Data records for software interfaces:
════════════════

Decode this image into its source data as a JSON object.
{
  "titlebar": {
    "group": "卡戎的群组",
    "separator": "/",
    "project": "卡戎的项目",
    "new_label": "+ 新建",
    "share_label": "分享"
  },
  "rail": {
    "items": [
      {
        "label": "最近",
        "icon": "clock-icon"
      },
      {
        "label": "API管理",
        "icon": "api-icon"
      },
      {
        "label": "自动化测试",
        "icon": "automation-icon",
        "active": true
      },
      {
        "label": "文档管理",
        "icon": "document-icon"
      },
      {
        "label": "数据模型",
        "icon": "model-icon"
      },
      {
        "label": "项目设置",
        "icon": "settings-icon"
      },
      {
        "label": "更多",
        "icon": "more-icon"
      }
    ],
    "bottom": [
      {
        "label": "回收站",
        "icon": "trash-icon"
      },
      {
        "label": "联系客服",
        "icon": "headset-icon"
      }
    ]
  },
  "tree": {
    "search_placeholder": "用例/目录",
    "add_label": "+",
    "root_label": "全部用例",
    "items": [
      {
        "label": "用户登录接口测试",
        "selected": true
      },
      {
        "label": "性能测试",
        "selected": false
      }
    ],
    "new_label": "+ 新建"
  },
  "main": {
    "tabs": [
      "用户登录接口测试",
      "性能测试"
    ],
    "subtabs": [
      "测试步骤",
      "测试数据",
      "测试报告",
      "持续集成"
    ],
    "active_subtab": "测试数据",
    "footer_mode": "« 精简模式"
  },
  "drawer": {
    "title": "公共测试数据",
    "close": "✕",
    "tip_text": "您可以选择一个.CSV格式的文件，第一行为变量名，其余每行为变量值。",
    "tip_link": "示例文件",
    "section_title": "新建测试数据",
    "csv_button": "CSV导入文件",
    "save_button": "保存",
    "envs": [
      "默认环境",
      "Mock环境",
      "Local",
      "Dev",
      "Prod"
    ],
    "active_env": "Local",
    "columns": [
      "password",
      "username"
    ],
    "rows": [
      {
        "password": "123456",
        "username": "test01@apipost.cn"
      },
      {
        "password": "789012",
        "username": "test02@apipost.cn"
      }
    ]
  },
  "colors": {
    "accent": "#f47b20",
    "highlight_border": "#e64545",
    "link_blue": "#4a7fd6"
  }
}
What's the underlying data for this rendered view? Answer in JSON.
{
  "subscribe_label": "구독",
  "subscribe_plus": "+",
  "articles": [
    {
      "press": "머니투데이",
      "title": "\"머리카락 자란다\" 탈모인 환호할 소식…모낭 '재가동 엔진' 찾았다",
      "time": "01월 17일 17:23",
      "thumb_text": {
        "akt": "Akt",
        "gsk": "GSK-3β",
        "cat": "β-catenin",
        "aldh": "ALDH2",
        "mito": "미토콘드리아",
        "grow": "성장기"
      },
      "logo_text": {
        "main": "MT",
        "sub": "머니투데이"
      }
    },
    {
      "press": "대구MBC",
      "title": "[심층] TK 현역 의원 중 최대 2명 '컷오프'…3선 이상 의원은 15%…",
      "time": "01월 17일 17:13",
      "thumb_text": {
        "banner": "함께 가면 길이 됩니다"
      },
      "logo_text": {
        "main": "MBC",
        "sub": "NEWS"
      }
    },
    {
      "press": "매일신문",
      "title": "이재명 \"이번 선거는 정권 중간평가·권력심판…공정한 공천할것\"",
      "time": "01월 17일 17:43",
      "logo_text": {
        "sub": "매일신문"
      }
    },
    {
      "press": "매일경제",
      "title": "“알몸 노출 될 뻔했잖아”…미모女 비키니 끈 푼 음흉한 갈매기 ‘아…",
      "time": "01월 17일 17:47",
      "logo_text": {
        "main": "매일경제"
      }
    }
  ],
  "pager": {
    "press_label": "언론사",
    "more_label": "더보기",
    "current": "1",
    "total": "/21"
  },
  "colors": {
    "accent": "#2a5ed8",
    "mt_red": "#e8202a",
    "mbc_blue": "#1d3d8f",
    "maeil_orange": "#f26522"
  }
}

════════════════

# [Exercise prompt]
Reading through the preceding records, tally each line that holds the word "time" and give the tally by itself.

# [Solution to this task]
4